I was driving home from work this evening and it seemed like everyone around me had a case of the Mondays. People looked down in the mouth, and my fellow motorists were quite the grumpy bunch.
As for me, I’m just glad that last week’s humidity is a thing of the past. I was in a fine mood, as the warm, stifling nights gave way to a lovely fog bank this evening; there was a distinct line of gray just to the north of me where it yielded to the setting evening sun. I was glad that I was on the cool side of it.
I made my way through the city streets, and as I sat at a stoplight, I looked at the driver in the car to my right, and then in my rearview mirror at the one behind me. Each person, including passengers, appeared to be unamused — if not in a decidedly bad mood.
Then to my right, walking along the sidewalk, I saw two women. They were walking two tiny rollerskate-sized dogs, and one of the dogs had a cone on its head. That dog may very well have been taking the women for a walk, as it was doing its best to peel out and gallop forward, seemingly unaware of its actual size in this big world. I’m pretty sure it thought its efforts were, in fact, making the women continue to put one foot in front of the other, but they weren’t about to tell it any differently.
The other canine seemed annoyed by Cone-Dog, but Cone-Dog didn’t care. It ran circles around the other one, playfully rammed into it a few times and performed a few partial leaps as it tried to jump on the other’s head. Yes, the other one was annoyed, but it was quite a show for the rest of us.
One by one, drivers around me looked at the spectacle, cracked up and huge grins spread across their faces while they all slowly started shaking their heads in amusement. Finally! The Mondays were on their way out, and people had been blessed by Cone-Dog the Small Wonder, Cone-Dog the Great.

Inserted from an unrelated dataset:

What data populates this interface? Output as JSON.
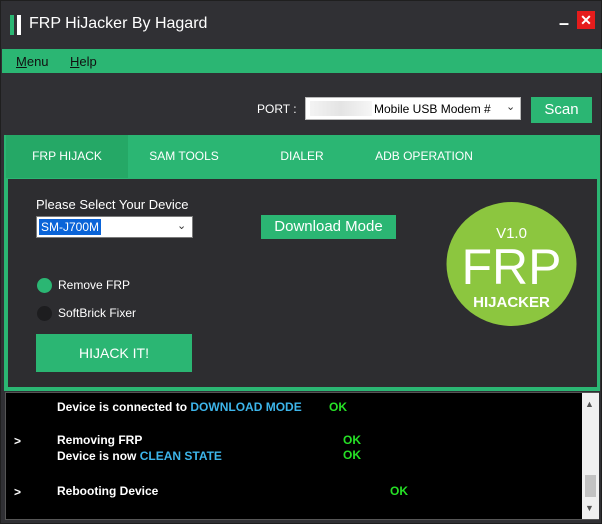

Great is the person, the pet or the occasion that can take any frown and turn it upside down, so tonight I am thankful for the tiniest of pets that single-tailedly spread light across three lanes of traffic under a gray, foggy sky.